What surprised me most, I suppose, was that the vapor felt so light in my mouth. There was no heat or sensation of smoke, I could scarcely feel the vapor at all. The taste of this one was also very light and airy – nothing like a cigar, more like a filtered cigarette (which makes sense, given the flavor) – though it’s definitely there and quite pleasant. If anything, this flavor is a bit sweeter than I’d expect. In addition, because there’s no burning happening in the process, there’s no burning smell, no smoky smell at all. So while you get the flavor, divorced from the smoke it feels quite different than the normal smoking experience.

The vapor looks just like real smoke would, though, which is probably why the company helpfully sent along about 50 business card-sized information cards for use when questioned about it that explain the difference between an e-Cig and a regular cigarette. It informs the reader that it does not violate any of the smoking bans across the nation, ending with a polite appeal to allow the holder to continue using his e-Cigarette in the establishment – a nice touch, as I can easily see being confronted over using one of these, especially if it was a white battery with a brown cartomizer!

There’s also really no residual at all to the vapor – after using one for a while and setting it aside, there was no leftover smell in the air and my clothes hadn’t kept any of the odor. That immediately got my attention, because this effectively sweeps aside the need for talking about secondhand effects of any sort. Combine that with the fact that e-Cigs are so darned convenient – take a drag or two and put it back in your pocket! – and I can see the appeal of this as a cigarette alternative very easily.

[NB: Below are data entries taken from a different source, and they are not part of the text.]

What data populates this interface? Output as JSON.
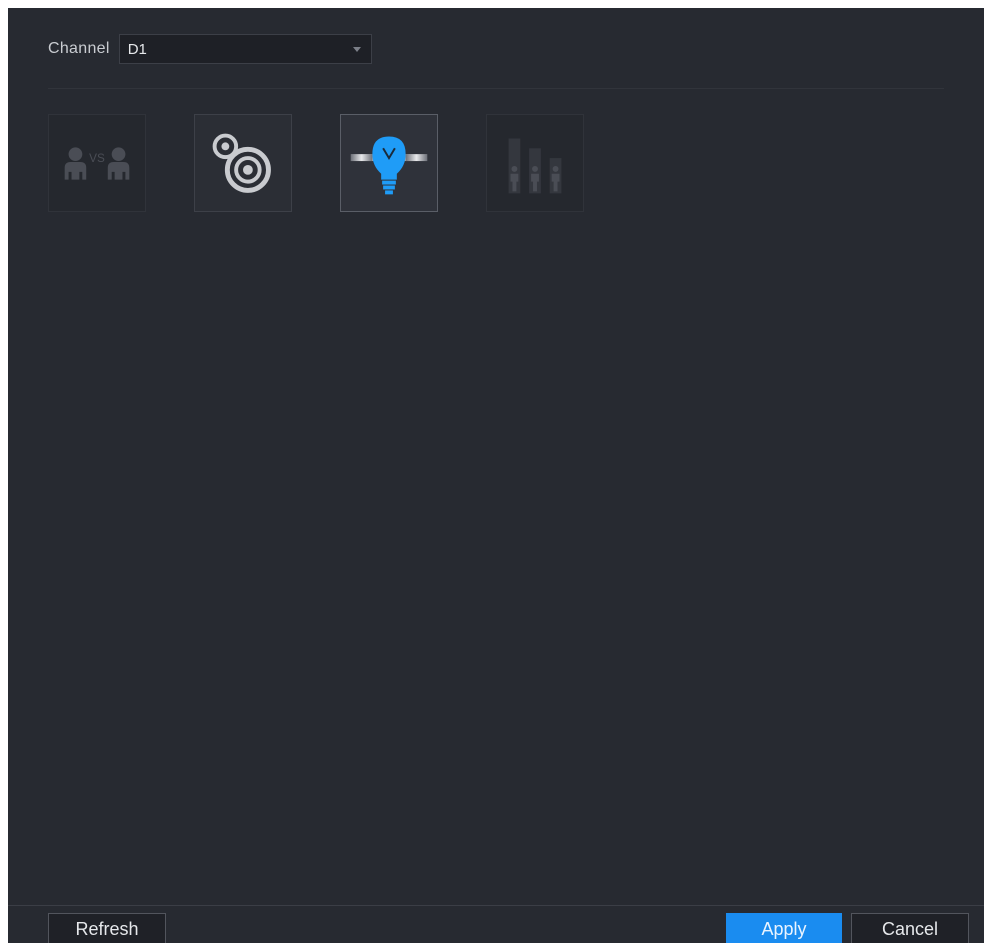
{
  "channel": {
    "label": "Channel",
    "value": "D1"
  },
  "tiles": [
    {
      "name": "people-vs-icon",
      "text": "VS",
      "state": "disabled"
    },
    {
      "name": "camera-lens-icon",
      "state": "normal"
    },
    {
      "name": "tripwire-bulb-icon",
      "state": "active"
    },
    {
      "name": "people-counting-icon",
      "state": "disabled"
    }
  ],
  "buttons": {
    "refresh": "Refresh",
    "apply": "Apply",
    "cancel": "Cancel"
  },
  "colors": {
    "accent": "#1a8cf0",
    "panel": "#272a31",
    "active_icon": "#1f9cf7"
  }
}
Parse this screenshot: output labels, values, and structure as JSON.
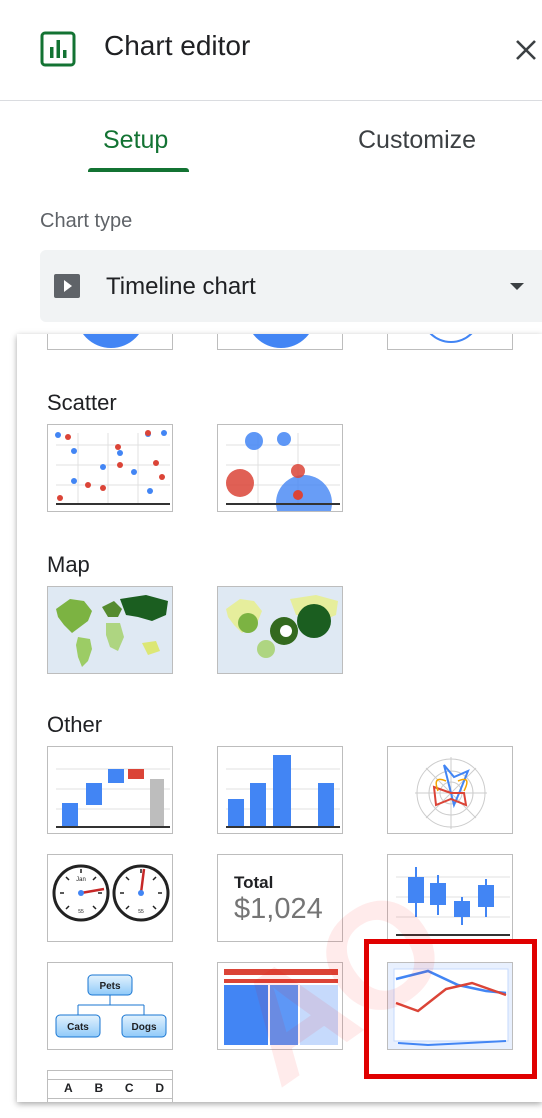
{
  "header": {
    "title": "Chart editor"
  },
  "tabs": [
    {
      "label": "Setup"
    },
    {
      "label": "Customize"
    }
  ],
  "chart_type": {
    "label": "Chart type",
    "selected": "Timeline chart"
  },
  "sections": {
    "scatter": "Scatter",
    "map": "Map",
    "other": "Other"
  },
  "gauge": {
    "month": "Jan",
    "small": "55"
  },
  "scorecard": {
    "label": "Total",
    "value": "$1,024"
  },
  "org": {
    "root": "Pets",
    "left": "Cats",
    "right": "Dogs"
  },
  "table_letters": [
    "A",
    "B",
    "C",
    "D"
  ],
  "colors": {
    "green": "#137333",
    "blue": "#4285f4",
    "red": "#db4437",
    "highlight": "#e00000"
  }
}
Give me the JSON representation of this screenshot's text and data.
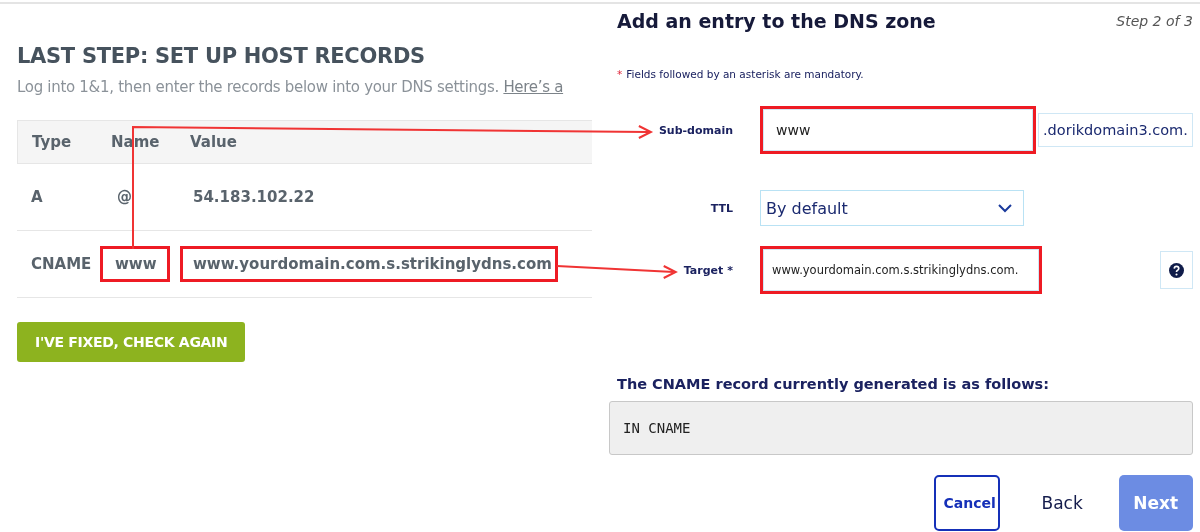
{
  "host_records": {
    "title": "LAST STEP: SET UP HOST RECORDS",
    "intro": "Log into 1&1, then enter the records below into your DNS settings.",
    "intro_link": "Here’s a",
    "columns": [
      "Type",
      "Name",
      "Value"
    ],
    "rows": [
      {
        "type": "A",
        "name": "@",
        "value": "54.183.102.22",
        "highlighted": false
      },
      {
        "type": "CNAME",
        "name": "www",
        "value": "www.yourdomain.com.s.strikinglydns.com",
        "highlighted": true
      }
    ],
    "button": "I'VE FIXED, CHECK AGAIN"
  },
  "dns_entry": {
    "title": "Add an entry to the DNS zone",
    "step": "Step 2 of 3",
    "note_mark": "*",
    "note": "Fields followed by an asterisk are mandatory.",
    "fields": [
      {
        "kind": "text",
        "label": "Sub-domain",
        "value": "www",
        "suffix": ".dorikdomain3.com.",
        "highlighted": true,
        "arrow": true
      },
      {
        "kind": "select",
        "label": "TTL",
        "value": "By default",
        "highlighted": false
      },
      {
        "kind": "text",
        "label": "Target",
        "required_mark": "*",
        "value": "www.yourdomain.com.s.strikinglydns.com.",
        "help": true,
        "highlighted": true,
        "arrow": true
      }
    ],
    "record_label": "The CNAME record currently generated is as follows:",
    "record": "IN CNAME",
    "buttons": [
      {
        "kind": "outline",
        "label": "Cancel"
      },
      {
        "kind": "plain",
        "label": "Back"
      },
      {
        "kind": "primary",
        "label": "Next"
      }
    ]
  }
}
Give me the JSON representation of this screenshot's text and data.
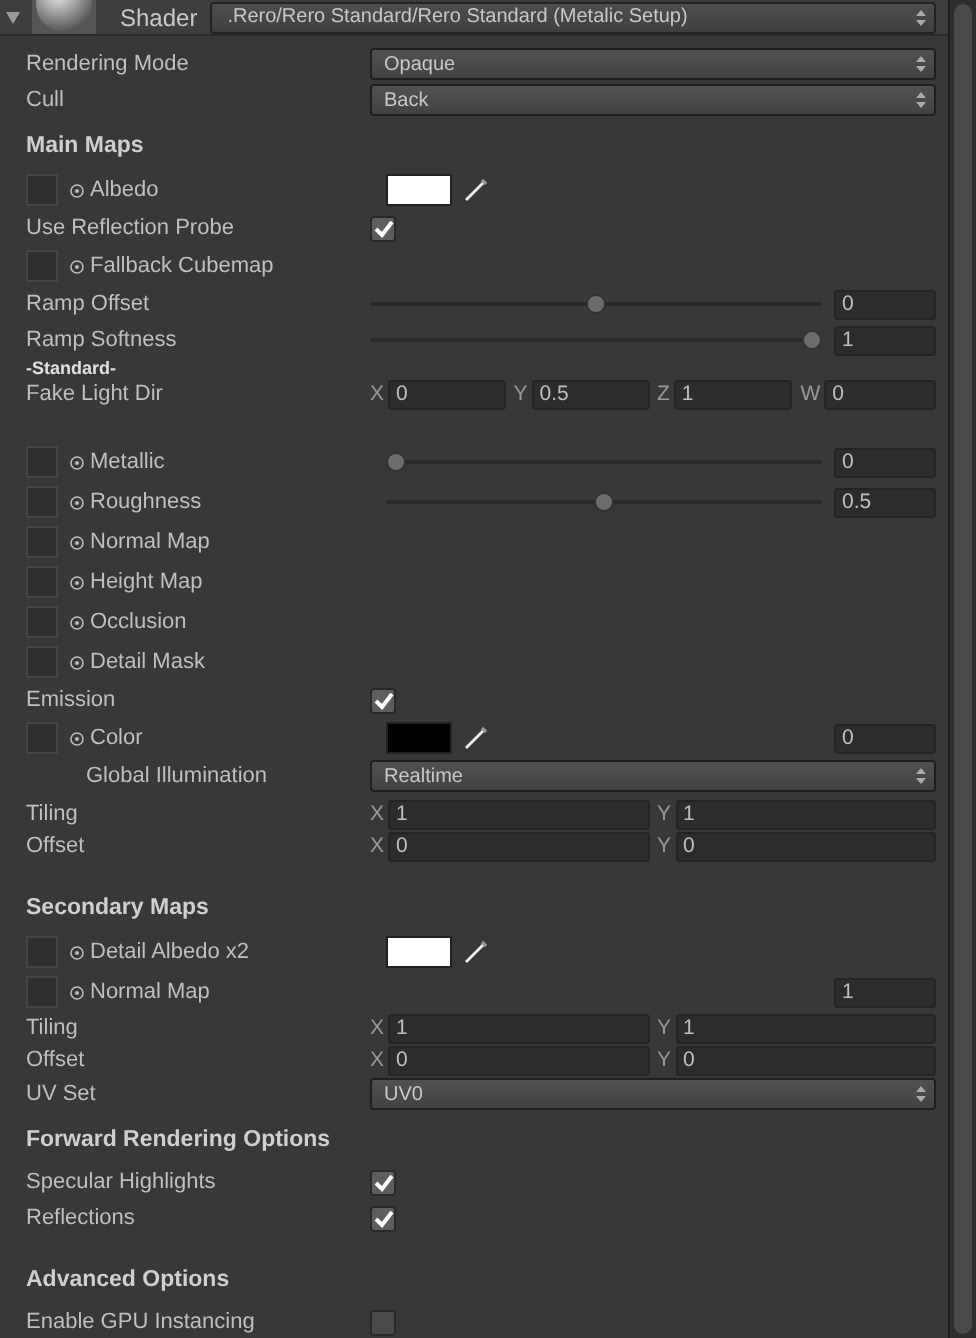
{
  "header": {
    "label": "Shader",
    "shader": ".Rero/Rero Standard/Rero Standard (Metalic Setup)"
  },
  "rows": [
    {
      "kind": "dropdown",
      "label": "Rendering Mode",
      "value": "Opaque"
    },
    {
      "kind": "dropdown",
      "label": "Cull",
      "value": "Back"
    },
    {
      "kind": "header",
      "label": "Main Maps"
    },
    {
      "kind": "texture",
      "label": "Albedo",
      "color": "#ffffff"
    },
    {
      "kind": "toggle",
      "label": "Use Reflection Probe",
      "checked": true
    },
    {
      "kind": "texture",
      "label": "Fallback Cubemap"
    },
    {
      "kind": "slider",
      "label": "Ramp Offset",
      "level": 0.5,
      "value": "0"
    },
    {
      "kind": "slider",
      "label": "Ramp Softness",
      "level": 1,
      "value": "1"
    },
    {
      "kind": "note",
      "label": "-Standard-"
    },
    {
      "kind": "vector",
      "label": "Fake Light Dir",
      "components": [
        {
          "axis": "X",
          "value": "0"
        },
        {
          "axis": "Y",
          "value": "0.5"
        },
        {
          "axis": "Z",
          "value": "1"
        },
        {
          "axis": "W",
          "value": "0"
        }
      ]
    },
    {
      "kind": "texture",
      "label": "Metallic",
      "level": 0,
      "value": "0"
    },
    {
      "kind": "texture",
      "label": "Roughness",
      "level": 0.5,
      "value": "0.5"
    },
    {
      "kind": "texture",
      "label": "Normal Map"
    },
    {
      "kind": "texture",
      "label": "Height Map"
    },
    {
      "kind": "texture",
      "label": "Occlusion"
    },
    {
      "kind": "texture",
      "label": "Detail Mask"
    },
    {
      "kind": "toggle",
      "label": "Emission",
      "checked": true
    },
    {
      "kind": "texture",
      "label": "Color",
      "color": "#000000",
      "value": "0"
    },
    {
      "kind": "dropdown",
      "label": "Global Illumination",
      "value": "Realtime",
      "indented": true
    },
    {
      "kind": "vector",
      "label": "Tiling",
      "components": [
        {
          "axis": "X",
          "value": "1"
        },
        {
          "axis": "Y",
          "value": "1"
        }
      ]
    },
    {
      "kind": "vector",
      "label": "Offset",
      "components": [
        {
          "axis": "X",
          "value": "0"
        },
        {
          "axis": "Y",
          "value": "0"
        }
      ]
    },
    {
      "kind": "header",
      "label": "Secondary Maps"
    },
    {
      "kind": "texture",
      "label": "Detail Albedo x2",
      "color": "#ffffff"
    },
    {
      "kind": "texture",
      "label": "Normal Map",
      "value": "1"
    },
    {
      "kind": "vector",
      "label": "Tiling",
      "components": [
        {
          "axis": "X",
          "value": "1"
        },
        {
          "axis": "Y",
          "value": "1"
        }
      ]
    },
    {
      "kind": "vector",
      "label": "Offset",
      "components": [
        {
          "axis": "X",
          "value": "0"
        },
        {
          "axis": "Y",
          "value": "0"
        }
      ]
    },
    {
      "kind": "dropdown",
      "label": "UV Set",
      "value": "UV0"
    },
    {
      "kind": "header",
      "label": "Forward Rendering Options"
    },
    {
      "kind": "toggle",
      "label": "Specular Highlights",
      "checked": true
    },
    {
      "kind": "toggle",
      "label": "Reflections",
      "checked": true
    },
    {
      "kind": "header",
      "label": "Advanced Options"
    },
    {
      "kind": "toggle",
      "label": "Enable GPU Instancing",
      "checked": false
    }
  ]
}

After using it for a few days, though, I don’t know if I can see these as a good substitute for a cigar. The feel of the thing is just too “light,” and I really like the thicker feel of the smoke when you drag on a cigar. While neither of the flavors I tried was very much like a cigar – the Hilton was my preferred of the two, by the way – I could see them coming up with a decent cigar flavor. I just don’t know if the vapor is a good enough substitute.

Now, that doesn’t mean I don’t like it. It’s a great replacement for a cigarette, as far as I’m concerned – more or less the same experience without the drawbacks. And now that I have one, I’ll probably continue to use it periodically. There’s something to be said for the relaxation that comes from the simple act of smo— er, vaping.

Also – I just gave the other test battery to a friend of mine, so look for a follow up on that here in the near future!